[Exercise brief] From the data that follows, copy every line with the string "аккаунта".

Records drawn from a dataset
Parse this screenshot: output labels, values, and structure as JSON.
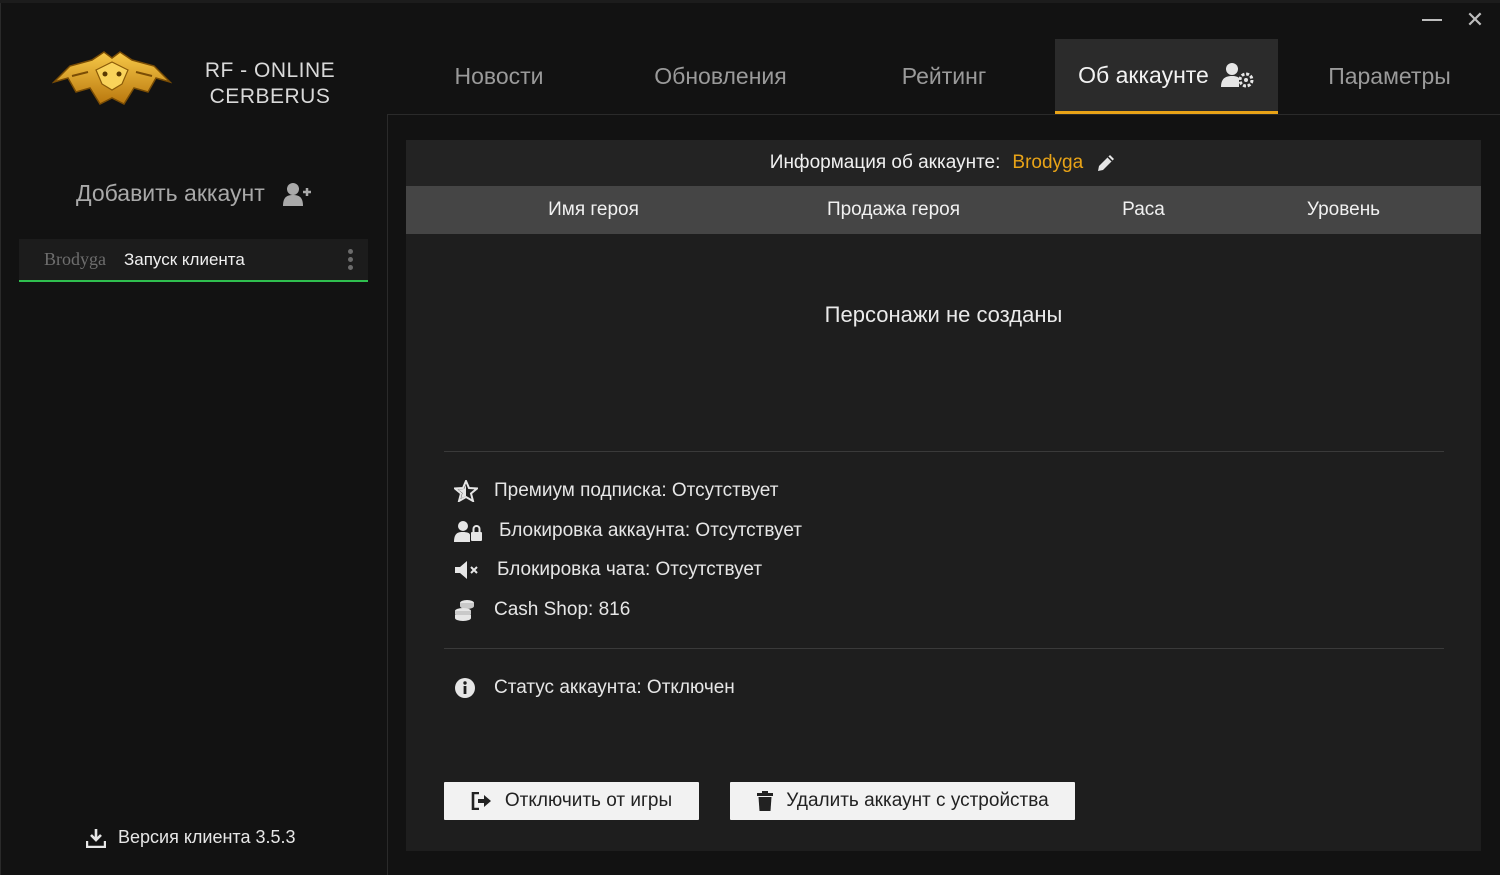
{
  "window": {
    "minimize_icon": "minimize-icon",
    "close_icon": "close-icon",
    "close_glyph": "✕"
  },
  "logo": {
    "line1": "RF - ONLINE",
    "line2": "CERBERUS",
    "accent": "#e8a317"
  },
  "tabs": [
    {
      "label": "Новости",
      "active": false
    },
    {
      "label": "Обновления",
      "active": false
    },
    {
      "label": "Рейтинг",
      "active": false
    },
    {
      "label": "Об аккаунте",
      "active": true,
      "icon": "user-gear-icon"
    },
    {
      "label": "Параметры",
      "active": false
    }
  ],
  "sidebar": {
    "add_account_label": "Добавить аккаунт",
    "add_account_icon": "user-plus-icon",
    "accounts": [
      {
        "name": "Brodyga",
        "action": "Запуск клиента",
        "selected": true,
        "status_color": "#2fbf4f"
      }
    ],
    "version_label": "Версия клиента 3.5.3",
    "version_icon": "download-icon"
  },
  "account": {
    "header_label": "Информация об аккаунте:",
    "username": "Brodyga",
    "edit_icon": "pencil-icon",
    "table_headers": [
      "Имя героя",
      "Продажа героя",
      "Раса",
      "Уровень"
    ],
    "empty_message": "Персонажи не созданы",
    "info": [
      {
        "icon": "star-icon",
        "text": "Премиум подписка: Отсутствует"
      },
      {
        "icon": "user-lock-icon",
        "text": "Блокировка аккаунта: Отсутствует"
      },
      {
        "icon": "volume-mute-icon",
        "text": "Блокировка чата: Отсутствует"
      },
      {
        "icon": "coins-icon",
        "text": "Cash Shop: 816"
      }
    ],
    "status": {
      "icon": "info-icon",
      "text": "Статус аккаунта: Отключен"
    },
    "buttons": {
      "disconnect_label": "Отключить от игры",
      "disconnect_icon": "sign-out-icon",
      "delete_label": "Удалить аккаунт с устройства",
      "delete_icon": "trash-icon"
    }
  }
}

[Task solution]
        "text": "Блокировка аккаунта: Отсутствует"
      "text": "Статус аккаунта: Отключен"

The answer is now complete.